I first became aware of Mitch Krpata after reading his Taxonomy of Gamers a couple of years ago. For a while now, the blog has been quiet, until today.
Over the last few weeks, a number of articles have come to my attention addressing the topic of violent videogames and their effect on those who play them. At first, the usual suspects came with knee-jerk responses claiming just what Krpata does in the quoted section above. I ignored these because, honestly, I’ve read them all before. It seemed like the same old argument that I remember from my early teens and my late teens and my early twenties, and here it was again.
Then—amongst the several critics who I’ve discovered thanks to sites like Critical Distance—I began to see a different opinion. “Maybe violent games do affect those who play them,”
they said. But I had an almost palpable reaction to seeing the stories pop up in my RSS feed. How could I possibly agree with something I’d argued against for much of my life?
That’s when Krpata’s article appeared in the feed. It’s clear now to me that the proper response for all parties with a stake in the discussion (about the causes for violent tragedies) is to reflect and reconsider the parts of our culture which emphasize and glorify violence.
Personally, games have not made me any more or less violent, and that covers many (I’d rather avoid counting) hours of play; however, I am only one person. And the rest of my life is non-violent, low stress, and devoid of the many other outside factors that seem to motivate gunman as seen in the Sandy Hook tragedy. Could violent games be a contributor in such cases? Perhaps.
I’d side with Krpata in calling for longterm study of gaming’s effect on players. If we look, we may find information that can help avoid such horrible outcomes. The same discoveries might show us something we’d rather not see. But as I was reminded of arguing this topic as a teenager, I realized that not only have I grown up since then, gaming has supposedly done some growing of its own.
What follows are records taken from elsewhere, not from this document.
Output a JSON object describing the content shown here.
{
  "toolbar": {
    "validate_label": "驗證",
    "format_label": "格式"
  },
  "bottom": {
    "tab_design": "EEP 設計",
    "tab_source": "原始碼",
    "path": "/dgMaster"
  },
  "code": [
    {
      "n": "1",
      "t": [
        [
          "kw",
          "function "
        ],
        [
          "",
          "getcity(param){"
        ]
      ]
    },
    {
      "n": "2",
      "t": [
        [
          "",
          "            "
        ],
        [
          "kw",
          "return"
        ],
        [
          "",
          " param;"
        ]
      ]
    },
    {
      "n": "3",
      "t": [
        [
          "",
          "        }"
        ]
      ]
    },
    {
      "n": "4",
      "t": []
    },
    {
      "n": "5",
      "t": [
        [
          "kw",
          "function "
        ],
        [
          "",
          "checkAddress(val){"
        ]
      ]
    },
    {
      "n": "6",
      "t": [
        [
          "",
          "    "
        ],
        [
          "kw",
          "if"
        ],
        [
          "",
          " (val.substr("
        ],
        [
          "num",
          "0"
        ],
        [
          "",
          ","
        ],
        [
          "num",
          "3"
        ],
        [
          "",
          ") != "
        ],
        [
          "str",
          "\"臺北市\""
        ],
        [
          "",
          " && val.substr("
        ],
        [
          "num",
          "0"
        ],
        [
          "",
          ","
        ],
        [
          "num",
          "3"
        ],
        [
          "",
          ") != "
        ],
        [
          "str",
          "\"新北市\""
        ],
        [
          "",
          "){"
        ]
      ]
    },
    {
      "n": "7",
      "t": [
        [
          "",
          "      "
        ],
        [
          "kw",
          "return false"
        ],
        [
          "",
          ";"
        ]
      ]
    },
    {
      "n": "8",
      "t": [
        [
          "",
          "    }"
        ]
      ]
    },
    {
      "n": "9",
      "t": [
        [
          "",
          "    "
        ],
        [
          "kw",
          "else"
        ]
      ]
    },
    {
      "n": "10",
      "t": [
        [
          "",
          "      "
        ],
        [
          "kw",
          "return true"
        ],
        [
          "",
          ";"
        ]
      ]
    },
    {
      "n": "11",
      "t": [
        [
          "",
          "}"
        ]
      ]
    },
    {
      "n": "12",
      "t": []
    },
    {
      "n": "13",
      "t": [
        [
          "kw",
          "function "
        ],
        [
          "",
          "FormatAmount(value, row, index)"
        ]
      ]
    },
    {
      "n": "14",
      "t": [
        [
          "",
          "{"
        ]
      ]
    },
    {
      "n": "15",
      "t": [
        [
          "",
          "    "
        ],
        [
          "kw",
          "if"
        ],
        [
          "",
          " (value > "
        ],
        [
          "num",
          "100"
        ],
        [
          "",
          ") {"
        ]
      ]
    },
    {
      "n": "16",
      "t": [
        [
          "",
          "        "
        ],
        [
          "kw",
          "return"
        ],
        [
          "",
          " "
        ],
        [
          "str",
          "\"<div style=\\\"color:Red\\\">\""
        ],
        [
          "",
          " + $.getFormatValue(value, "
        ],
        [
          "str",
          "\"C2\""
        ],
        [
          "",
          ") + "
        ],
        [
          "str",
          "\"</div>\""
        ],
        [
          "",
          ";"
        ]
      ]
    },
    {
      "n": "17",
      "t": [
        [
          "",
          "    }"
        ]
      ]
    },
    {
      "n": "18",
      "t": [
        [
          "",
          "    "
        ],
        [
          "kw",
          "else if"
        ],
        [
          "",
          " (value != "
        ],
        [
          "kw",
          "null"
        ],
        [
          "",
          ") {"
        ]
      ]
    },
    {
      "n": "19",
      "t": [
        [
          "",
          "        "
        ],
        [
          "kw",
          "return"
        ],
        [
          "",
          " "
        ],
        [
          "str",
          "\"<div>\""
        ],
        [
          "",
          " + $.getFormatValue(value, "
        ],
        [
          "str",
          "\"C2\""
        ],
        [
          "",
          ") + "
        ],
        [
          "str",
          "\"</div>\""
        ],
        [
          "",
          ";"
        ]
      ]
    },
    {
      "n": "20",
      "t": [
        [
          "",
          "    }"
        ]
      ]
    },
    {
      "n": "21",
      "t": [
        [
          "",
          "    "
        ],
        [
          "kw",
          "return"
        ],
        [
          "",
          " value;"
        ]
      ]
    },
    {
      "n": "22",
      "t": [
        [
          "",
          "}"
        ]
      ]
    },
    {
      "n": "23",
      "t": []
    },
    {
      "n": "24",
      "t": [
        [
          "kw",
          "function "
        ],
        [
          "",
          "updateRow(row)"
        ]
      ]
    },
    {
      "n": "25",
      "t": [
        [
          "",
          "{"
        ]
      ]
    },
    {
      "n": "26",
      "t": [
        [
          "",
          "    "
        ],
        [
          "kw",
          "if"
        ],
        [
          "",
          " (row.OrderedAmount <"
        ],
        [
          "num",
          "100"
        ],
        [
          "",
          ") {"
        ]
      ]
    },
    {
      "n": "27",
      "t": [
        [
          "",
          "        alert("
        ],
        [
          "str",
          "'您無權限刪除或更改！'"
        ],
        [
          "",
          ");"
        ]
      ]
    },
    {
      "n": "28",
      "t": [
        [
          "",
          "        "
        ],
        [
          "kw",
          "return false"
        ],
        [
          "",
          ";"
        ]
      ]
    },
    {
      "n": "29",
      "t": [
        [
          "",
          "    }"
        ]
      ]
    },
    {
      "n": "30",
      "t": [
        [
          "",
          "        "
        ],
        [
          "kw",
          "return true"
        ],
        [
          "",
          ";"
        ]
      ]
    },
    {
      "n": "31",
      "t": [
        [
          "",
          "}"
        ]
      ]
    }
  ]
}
If the videogame industry hopes to be taken seriously, to be considered mature, then self-reflection and study would be an excellent first step to take.